Material for the task:

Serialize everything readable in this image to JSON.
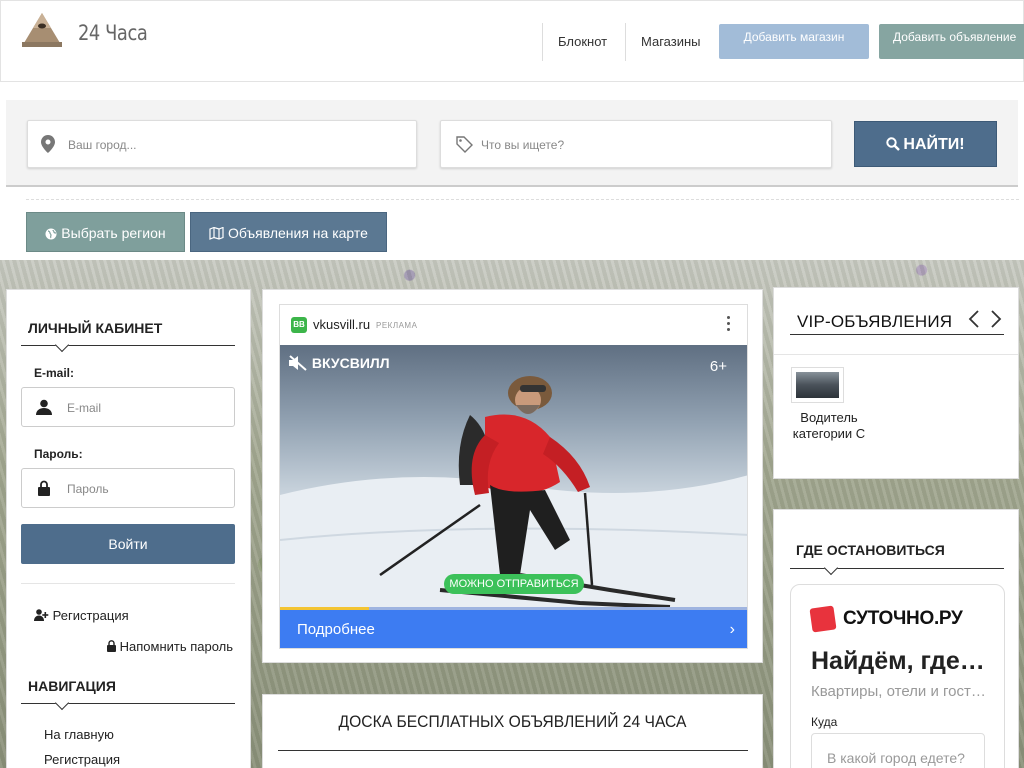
{
  "header": {
    "site_name": "24 Часа",
    "nav": [
      {
        "label": "Блокнот"
      },
      {
        "label": "Магазины"
      }
    ],
    "add_shop_label": "Добавить магазин",
    "add_ad_label": "Добавить объявление"
  },
  "search": {
    "city_placeholder": "Ваш город...",
    "query_placeholder": "Что вы ищете?",
    "submit_label": "НАЙТИ!"
  },
  "actions": {
    "region_label": "Выбрать регион",
    "map_label": "Объявления на карте"
  },
  "account": {
    "title": "Личный кабинет",
    "email_label": "E-mail:",
    "email_placeholder": "E-mail",
    "password_label": "Пароль:",
    "password_placeholder": "Пароль",
    "login_label": "Войти",
    "register_label": "Регистрация",
    "remind_label": "Напомнить пароль"
  },
  "navigation": {
    "title": "Навигация",
    "items": [
      {
        "label": "На главную"
      },
      {
        "label": "Регистрация"
      }
    ]
  },
  "ad": {
    "badge": "ВВ",
    "domain": "vkusvill.ru",
    "tag": "РЕКЛАМА",
    "brand": "ВКУСВИЛЛ",
    "age": "6+",
    "cta_pill": "МОЖНО ОТПРАВИТЬСЯ",
    "more_label": "Подробнее",
    "progress": 0.19
  },
  "board": {
    "title": "ДОСКА БЕСПЛАТНЫХ ОБЪЯВЛЕНИЙ 24 ЧАСА"
  },
  "vip": {
    "title": "VIP-ОБЪЯВЛЕНИЯ",
    "items": [
      {
        "caption": "Водитель категории С"
      }
    ]
  },
  "stay": {
    "title": "Где остановиться",
    "logo": "СУТОЧНО.РУ",
    "heading": "Найдём, где остановиться",
    "subheading": "Квартиры, отели и гостиницы",
    "where_label": "Куда",
    "where_placeholder": "В какой город едете?"
  },
  "colors": {
    "primary": "#4e6d8c",
    "teal": "#7f9f9c",
    "ad_blue": "#3d7cf2",
    "ad_green": "#3cc15a",
    "brand_red": "#e8333d"
  }
}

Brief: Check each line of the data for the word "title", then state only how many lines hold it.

Written reply: 5